Multiple Uses for Australian Backed Artefacts

Article excerpt


In Australia, backed artefacts, called microliths or backed bladelets in many parts of the world, have been employed by archaeologists to demonstrate culture change. We know they appeared in the archaeological record of north-eastern Australia in the late Pleistocene, were made in many regions across southern Australia and were abundantly produced in the south-east from about 3500 BP to 1500 BP, and had seemingly ceased to be made by the time of British colonisation; there are no ethnographic observations of backed artefact use (Hiscock & Attenbrow 1998; Slack et al. 2004; Hiscock 2008). Over the last century archaeologists have speculated about how they were used. Many earlier conjectures reflected expectations that prehistoric use of backed artefacts in Australia would parallel inferred uses for microliths elsewhere in the world or the ethnographic use of other stone artefacts in composite tools, but often they were guesses, sometimes fanciful. In recent decades several use-wear and/or residue studies have investigated backed artefacts in Australia, but questions of the nature and diversity of uses of this tool form remain. In this paper we present an integrated residue and use-wear analysis, employing both low and high magnification, which studied large samples of backed artefacts from three rockshelters in a valley in eastern Australia. This study provides a novel image of antipodean backed artefact use which challenges models that have dominated the last century of thought on this subject

Models of backed artefact use in Australia

Several models of backed artefact use have been widely discussed in Australia. Etheridge and Whitelegge (1907) hypothesised that they were scalpels used in scarification to produce cicatrices such as those seen historically on Aboriginal people. The idea that these small implements were primarily employed in ritual/ceremonial contexts was advanced by several early researchers (e.g. Horne & Aiston 1924), and in the 1980s it was argued that they were a symbol associated with the growth of ceremonial activities (e.g. Bowdler 1981; Morwood 1981; White & O'Connell 1982: 123). These views shared an expectation that backed artefacts would be used for only short-term single events principally on human flesh, and not necessarily hafted.

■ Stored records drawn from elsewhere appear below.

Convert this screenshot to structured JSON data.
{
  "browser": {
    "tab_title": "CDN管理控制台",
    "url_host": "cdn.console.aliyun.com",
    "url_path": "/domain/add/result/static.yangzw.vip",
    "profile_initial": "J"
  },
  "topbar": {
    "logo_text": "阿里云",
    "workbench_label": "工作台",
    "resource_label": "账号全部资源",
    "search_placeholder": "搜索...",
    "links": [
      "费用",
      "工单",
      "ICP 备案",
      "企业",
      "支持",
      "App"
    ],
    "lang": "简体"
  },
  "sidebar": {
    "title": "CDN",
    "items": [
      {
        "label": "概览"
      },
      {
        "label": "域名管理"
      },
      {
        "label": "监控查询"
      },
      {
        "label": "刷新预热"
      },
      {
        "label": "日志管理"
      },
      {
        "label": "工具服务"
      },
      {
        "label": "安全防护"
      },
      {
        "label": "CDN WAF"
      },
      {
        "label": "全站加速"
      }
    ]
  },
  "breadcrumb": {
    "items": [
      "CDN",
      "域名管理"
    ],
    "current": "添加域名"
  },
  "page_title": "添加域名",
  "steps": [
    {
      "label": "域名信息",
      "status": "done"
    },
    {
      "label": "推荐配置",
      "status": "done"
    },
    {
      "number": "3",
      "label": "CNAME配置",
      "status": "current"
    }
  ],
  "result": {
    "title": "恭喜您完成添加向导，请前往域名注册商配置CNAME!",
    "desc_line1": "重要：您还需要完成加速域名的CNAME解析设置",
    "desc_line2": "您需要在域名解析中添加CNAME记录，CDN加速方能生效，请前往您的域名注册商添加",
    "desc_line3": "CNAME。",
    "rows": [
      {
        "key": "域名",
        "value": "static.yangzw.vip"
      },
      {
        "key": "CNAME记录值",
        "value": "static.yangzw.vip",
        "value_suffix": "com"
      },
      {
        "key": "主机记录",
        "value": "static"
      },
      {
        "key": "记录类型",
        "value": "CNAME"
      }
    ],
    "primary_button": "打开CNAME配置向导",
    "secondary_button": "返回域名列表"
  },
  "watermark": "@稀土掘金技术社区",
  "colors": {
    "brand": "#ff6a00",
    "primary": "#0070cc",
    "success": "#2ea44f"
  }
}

The idea that backed artefacts were involved in ceremonies/rituals continues to be raised (e.g. McDonald et al. 2007).

A different set of models advocated backed artefacts as domestic tools, probably handheld or more likely hafted. There was no agreement on what the likely use might have been. Hypotheses included wood-working tools (e.g. Mitchell 1949: 56); skinning or skin-working tools (e.g. Tindale 1955; Stockton 1970); and cutting tools, perhaps in composite knives or saws (e.g. Turner 1932; Stockton 1970; Flood 1980; Kamminga 1980; Morwood 1981; Fullagar 1992). These models implied a single dominant use for most or all backed artefacts, which predicated that wear and residues should be uniform on most archaeological specimens.

Initially those inferences were based on the tools' morphology, but researchers also cited the presence of damage such as polish and/or plant tissue residue as evidence of use. In this literature the specimens being examined varied. Many authors principally referred to relatively thin varieties of backed artefacts, which were labelled as 'bondi points', 'geometric microliths', or collectively 'backed blades'. Some researchers examined thick specimens, called eloueras, though these were not always backed. These choices affected each study's conclusions; there was often consensus that eloueras had been wood-working tools, whereas there was no agreement that smaller forms were for that task. In this paper the focus is exclusively on the non-elouera forms of backed artefact, and our analysis excludes eloueras.

By far the most common and persistent model has been that backed artefacts were hafted onto thrown spears and served as spear barbs and/or tips (e. …